While he is not seen outside of Meet Addy, his effect on the lives of Addy and her family is seen through the series.
In The Books
Meet Addy: An American Girl
Master Stevens is spoken about before he is seen, while Addy is feigning sleep and her parents are talking. Ruth believes that Master Stevens won't sell her or her family since she serves as the plantation seamstress and Ben is a carpenter. Ben reminds her about how Sam has displeased him and is surly about working. Addy remembers how Sam ran away shortly before Esther was born; Master Stevens used dogs to track him down and, when he was returned, whipped Sam in punishment.
Addy serves him and another enslaver the midday dinner meal one afternoon, sent in by Auntie Lula. While she's standing in the corner of the dining room, she purposefully eavesdrops on their conversation. Master Stevens says he has all his enslaved people--like Addy--trained good, which is why it's a shame to let any of them go. But with the way the war is going, he needs the money and it would be hard to feed and clothe twenty-two slaves on the plantation through the winter. The other man asks how he can be sure that the "boy" he's buying won't run away again, and Master Stevens lets him know that not only did he teach him a lesson with the whip but he'll also be selling his "father" as well and he can control him. Addy quickly realizes Master Stevens is speaking about Poppa and Sam. When the other man touches her on the head while she is pouring more water and discusses buying her as well, she is frightened but must keep her face blank; Master Stevens says that he's not looking to sell her though the price of good house servants is going up and maybe when she's older he'll let her go, once she'll fetch as good a price as her brother; she's too young now. When Addy overfills the glass she is pouring into, Master Stevens again points out she's too young and snaps at her to get a rag to clean up the mess, leaving Addy to run to the kitchen and tell Auntie Lula what is happening in an attempt to warn Sam and Poppa.
When Addy runs to the barn after hearing that Master Stevens and the man may have Sam and Poppa there, she sees Sam bound and shackled in the cart along with Mater Stevens, the other man, and two other large white men.

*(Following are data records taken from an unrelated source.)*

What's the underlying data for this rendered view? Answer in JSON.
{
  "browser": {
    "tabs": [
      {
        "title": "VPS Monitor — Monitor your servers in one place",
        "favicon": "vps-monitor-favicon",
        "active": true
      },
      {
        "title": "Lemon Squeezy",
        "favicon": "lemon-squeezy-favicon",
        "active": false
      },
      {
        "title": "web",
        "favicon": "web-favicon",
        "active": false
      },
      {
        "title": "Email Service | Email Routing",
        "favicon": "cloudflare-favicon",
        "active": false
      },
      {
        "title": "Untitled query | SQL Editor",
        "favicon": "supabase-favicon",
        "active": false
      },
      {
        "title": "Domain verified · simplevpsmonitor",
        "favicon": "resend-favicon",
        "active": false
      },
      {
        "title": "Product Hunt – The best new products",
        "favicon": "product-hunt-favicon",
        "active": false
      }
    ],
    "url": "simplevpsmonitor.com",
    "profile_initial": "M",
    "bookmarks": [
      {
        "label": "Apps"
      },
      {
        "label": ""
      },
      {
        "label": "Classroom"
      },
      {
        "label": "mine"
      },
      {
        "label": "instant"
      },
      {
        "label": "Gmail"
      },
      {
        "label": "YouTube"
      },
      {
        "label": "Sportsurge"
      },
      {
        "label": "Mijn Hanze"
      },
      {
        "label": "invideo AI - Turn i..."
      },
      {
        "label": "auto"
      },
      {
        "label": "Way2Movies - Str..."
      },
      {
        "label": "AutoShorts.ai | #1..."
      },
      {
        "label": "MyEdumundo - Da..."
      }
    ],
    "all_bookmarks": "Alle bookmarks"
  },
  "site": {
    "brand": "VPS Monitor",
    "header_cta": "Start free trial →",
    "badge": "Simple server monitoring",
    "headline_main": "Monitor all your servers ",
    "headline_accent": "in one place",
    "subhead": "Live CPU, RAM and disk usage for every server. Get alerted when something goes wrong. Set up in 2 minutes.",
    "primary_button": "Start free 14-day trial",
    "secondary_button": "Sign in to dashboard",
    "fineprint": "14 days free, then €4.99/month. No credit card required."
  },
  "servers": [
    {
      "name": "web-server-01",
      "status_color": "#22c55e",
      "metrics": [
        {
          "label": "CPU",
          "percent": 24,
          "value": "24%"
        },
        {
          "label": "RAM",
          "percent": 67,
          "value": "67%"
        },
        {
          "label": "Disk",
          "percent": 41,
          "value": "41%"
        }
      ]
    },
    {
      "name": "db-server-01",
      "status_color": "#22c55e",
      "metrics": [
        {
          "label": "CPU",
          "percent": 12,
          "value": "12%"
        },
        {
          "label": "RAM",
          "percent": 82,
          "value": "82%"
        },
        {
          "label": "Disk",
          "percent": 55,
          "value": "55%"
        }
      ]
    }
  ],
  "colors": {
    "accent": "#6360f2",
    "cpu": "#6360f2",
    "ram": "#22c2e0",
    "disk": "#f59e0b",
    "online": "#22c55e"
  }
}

Addy begs Master Stevens not to let Sam be sold and Master Stevens, holding a whip, tells her to get out of here--followed by Ben doing the same from where he is laying on the ground being chained up by the overseer. When she clings to Ben, Master Stevens hits her with the whip, tells her to get again, and finally pulls her away from Ben.

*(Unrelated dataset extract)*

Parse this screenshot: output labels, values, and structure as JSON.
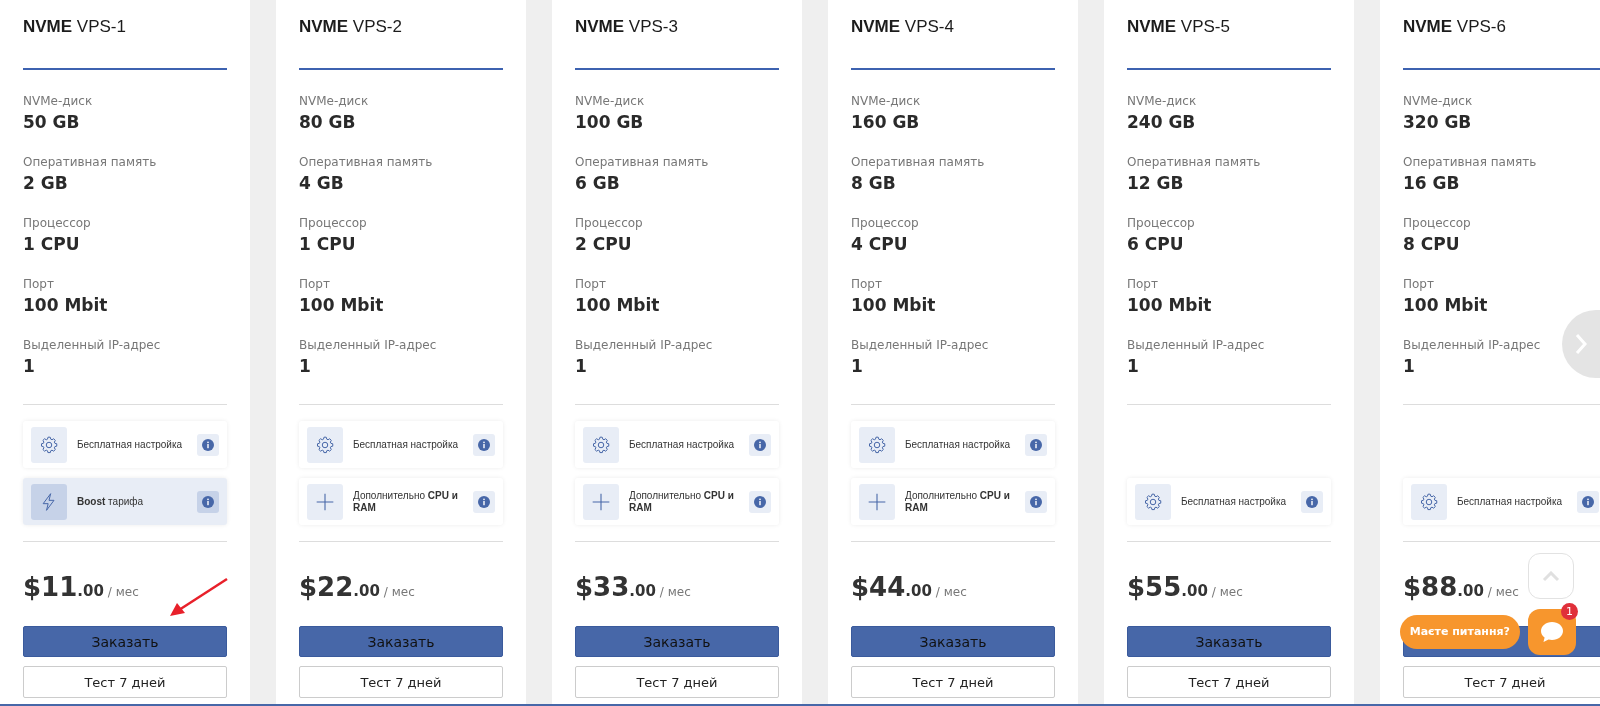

Auntie Lula informs the family after her return in Philadelphia that by the end of the war, so many enslaved people had run away every day from both the Stevens (as well as the nearby Gifford plantation) that Master Stevens couldn't try to catch them all. When the only people left were old folks that couldn't run away and there was no one left to plant tobacco or cotton--meaning there was no way to earn money--Master Stevens abandoned the plantation altogether, even before the war was announced as over.
In the play, Master Stevens is given a wife, Missus Stevens (played by the same multi-character actress that plays Mrs. Ford and Miss Caroline). To minimize extra roles, it is the two of them who talk over lunch about selling Ben and Sam; furthermore, it is not the overseer who forces Addy to eat the worms she misses but Master Stevens himself. He is not seen again once Addy and Momma run away.
In the Seattle production he was played by Peter Cook and Bradford Farwell, who also play additional roles as well.
- Mentioned in later books.
- A New Beginning: My Journey with Addy, pg 129.